| Data to use |
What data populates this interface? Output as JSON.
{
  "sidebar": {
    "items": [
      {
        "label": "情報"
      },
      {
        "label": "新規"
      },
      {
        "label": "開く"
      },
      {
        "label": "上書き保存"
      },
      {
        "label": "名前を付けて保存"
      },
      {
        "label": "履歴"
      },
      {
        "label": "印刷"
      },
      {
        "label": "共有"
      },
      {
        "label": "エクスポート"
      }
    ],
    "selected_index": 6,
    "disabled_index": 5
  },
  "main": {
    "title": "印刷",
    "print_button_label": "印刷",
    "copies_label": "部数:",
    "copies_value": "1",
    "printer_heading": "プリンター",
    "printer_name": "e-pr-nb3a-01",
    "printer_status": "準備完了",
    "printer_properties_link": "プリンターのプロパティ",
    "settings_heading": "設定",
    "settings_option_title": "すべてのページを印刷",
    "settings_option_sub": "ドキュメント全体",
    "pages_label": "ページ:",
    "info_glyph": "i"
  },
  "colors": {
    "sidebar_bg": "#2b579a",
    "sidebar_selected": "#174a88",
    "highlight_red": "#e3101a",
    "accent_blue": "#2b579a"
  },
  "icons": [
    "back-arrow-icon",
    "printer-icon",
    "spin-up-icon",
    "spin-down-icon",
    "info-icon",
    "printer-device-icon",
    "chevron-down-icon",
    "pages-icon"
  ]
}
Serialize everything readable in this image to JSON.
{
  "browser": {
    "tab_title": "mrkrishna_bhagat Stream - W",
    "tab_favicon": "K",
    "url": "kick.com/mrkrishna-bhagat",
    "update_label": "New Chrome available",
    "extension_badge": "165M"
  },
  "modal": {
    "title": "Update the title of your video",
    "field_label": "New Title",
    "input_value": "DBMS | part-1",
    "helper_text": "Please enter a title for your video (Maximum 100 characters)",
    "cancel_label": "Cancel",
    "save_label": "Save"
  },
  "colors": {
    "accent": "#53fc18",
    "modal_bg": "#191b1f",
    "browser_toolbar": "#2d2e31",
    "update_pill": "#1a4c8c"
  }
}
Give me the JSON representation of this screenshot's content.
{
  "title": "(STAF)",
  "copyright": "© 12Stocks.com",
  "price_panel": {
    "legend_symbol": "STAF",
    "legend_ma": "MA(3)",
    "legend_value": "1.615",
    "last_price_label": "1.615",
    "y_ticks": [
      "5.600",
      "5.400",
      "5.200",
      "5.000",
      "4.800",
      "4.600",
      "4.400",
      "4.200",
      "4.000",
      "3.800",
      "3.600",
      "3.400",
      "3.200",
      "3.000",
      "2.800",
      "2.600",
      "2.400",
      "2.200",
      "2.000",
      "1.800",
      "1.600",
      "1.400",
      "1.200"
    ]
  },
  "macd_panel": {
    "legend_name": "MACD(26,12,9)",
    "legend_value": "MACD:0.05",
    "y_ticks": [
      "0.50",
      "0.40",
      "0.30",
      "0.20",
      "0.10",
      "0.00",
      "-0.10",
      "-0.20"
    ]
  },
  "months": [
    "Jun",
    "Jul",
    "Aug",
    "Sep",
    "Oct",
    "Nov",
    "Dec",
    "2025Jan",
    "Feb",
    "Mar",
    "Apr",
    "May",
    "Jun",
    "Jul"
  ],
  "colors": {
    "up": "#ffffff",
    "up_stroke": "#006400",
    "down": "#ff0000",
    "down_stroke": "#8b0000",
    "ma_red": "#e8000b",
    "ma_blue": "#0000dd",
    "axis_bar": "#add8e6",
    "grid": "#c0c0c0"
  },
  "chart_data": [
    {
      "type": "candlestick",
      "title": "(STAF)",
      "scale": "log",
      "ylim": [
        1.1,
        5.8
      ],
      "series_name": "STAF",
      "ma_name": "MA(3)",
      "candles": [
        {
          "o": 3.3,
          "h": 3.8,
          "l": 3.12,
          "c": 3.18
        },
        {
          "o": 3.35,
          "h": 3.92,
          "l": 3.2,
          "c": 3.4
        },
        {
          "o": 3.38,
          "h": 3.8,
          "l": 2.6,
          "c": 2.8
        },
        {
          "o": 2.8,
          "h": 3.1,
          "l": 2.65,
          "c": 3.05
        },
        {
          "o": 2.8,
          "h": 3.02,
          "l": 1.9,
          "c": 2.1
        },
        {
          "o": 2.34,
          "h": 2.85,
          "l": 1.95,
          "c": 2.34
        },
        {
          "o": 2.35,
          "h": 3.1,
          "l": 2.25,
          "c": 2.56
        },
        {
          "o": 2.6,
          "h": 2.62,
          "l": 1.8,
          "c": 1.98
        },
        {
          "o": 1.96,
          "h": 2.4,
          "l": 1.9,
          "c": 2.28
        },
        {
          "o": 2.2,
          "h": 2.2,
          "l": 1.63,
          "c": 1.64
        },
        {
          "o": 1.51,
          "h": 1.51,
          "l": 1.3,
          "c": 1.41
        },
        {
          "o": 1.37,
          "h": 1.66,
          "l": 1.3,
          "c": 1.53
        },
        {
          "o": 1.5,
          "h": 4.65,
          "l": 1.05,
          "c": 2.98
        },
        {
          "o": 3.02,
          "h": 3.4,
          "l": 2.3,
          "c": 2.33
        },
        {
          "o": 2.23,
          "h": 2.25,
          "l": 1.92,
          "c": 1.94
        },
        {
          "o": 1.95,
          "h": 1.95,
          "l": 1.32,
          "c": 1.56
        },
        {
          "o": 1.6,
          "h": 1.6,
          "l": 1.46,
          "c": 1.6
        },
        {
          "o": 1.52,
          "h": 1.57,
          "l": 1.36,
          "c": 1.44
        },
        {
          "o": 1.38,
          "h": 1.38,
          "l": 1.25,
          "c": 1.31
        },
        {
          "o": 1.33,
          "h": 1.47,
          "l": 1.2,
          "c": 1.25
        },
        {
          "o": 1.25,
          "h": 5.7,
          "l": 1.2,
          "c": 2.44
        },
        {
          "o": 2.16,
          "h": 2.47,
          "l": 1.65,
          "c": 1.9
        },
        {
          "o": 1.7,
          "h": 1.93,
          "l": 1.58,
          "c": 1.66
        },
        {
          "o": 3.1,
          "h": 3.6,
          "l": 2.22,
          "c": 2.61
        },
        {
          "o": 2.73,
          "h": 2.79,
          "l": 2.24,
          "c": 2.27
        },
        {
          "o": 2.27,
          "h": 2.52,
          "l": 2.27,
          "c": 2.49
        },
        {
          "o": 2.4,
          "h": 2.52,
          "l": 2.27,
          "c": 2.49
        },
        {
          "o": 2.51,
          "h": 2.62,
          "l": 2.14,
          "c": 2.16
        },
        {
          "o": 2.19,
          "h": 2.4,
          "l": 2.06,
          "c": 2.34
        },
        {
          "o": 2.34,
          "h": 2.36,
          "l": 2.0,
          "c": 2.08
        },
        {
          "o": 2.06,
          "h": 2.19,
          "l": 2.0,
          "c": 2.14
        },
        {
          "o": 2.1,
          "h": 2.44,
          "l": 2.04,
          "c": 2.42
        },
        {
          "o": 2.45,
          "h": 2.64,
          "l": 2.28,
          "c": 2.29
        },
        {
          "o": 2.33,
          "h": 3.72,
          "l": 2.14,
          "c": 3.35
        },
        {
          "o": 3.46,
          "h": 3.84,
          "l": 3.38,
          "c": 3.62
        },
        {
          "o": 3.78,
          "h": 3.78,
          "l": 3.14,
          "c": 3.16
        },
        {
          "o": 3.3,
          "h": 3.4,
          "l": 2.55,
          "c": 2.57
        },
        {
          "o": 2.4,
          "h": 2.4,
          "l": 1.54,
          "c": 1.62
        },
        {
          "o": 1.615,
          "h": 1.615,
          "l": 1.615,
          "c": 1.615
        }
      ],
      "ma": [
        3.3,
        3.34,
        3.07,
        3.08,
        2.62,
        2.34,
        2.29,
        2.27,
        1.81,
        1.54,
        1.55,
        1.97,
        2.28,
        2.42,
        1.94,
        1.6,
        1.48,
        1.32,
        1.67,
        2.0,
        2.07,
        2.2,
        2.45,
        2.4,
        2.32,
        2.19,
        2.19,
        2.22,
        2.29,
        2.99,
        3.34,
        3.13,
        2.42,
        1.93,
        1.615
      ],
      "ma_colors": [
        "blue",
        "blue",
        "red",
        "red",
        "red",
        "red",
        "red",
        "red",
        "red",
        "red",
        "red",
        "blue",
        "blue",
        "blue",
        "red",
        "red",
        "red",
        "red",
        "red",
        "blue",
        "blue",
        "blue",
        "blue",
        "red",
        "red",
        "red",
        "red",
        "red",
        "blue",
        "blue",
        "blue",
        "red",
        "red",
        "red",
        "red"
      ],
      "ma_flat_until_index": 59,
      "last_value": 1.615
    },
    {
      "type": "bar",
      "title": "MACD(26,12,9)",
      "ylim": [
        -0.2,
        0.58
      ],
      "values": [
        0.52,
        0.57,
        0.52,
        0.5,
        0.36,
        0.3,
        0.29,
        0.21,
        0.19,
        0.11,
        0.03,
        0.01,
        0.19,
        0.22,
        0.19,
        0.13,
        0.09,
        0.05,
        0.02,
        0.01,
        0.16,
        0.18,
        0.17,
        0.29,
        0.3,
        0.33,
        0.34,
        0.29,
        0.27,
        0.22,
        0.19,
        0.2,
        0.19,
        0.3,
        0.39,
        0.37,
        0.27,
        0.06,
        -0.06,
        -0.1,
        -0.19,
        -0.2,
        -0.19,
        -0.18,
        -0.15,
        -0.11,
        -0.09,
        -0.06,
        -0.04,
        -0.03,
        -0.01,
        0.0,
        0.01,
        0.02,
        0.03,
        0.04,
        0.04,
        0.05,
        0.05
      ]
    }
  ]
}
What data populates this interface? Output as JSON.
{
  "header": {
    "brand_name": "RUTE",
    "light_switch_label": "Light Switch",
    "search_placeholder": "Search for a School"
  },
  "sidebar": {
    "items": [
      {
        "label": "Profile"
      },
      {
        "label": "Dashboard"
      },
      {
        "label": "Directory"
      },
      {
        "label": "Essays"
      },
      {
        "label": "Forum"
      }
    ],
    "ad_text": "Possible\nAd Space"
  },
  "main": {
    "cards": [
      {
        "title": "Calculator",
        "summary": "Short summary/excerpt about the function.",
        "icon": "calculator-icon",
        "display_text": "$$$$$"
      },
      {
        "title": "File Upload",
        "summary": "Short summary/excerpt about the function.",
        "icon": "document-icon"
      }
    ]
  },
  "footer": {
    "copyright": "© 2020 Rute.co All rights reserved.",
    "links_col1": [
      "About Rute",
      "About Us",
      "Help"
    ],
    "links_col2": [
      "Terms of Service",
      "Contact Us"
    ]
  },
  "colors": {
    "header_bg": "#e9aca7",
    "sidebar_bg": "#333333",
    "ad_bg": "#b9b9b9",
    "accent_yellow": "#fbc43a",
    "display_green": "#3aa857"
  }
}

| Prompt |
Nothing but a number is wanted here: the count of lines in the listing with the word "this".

| Solution |
4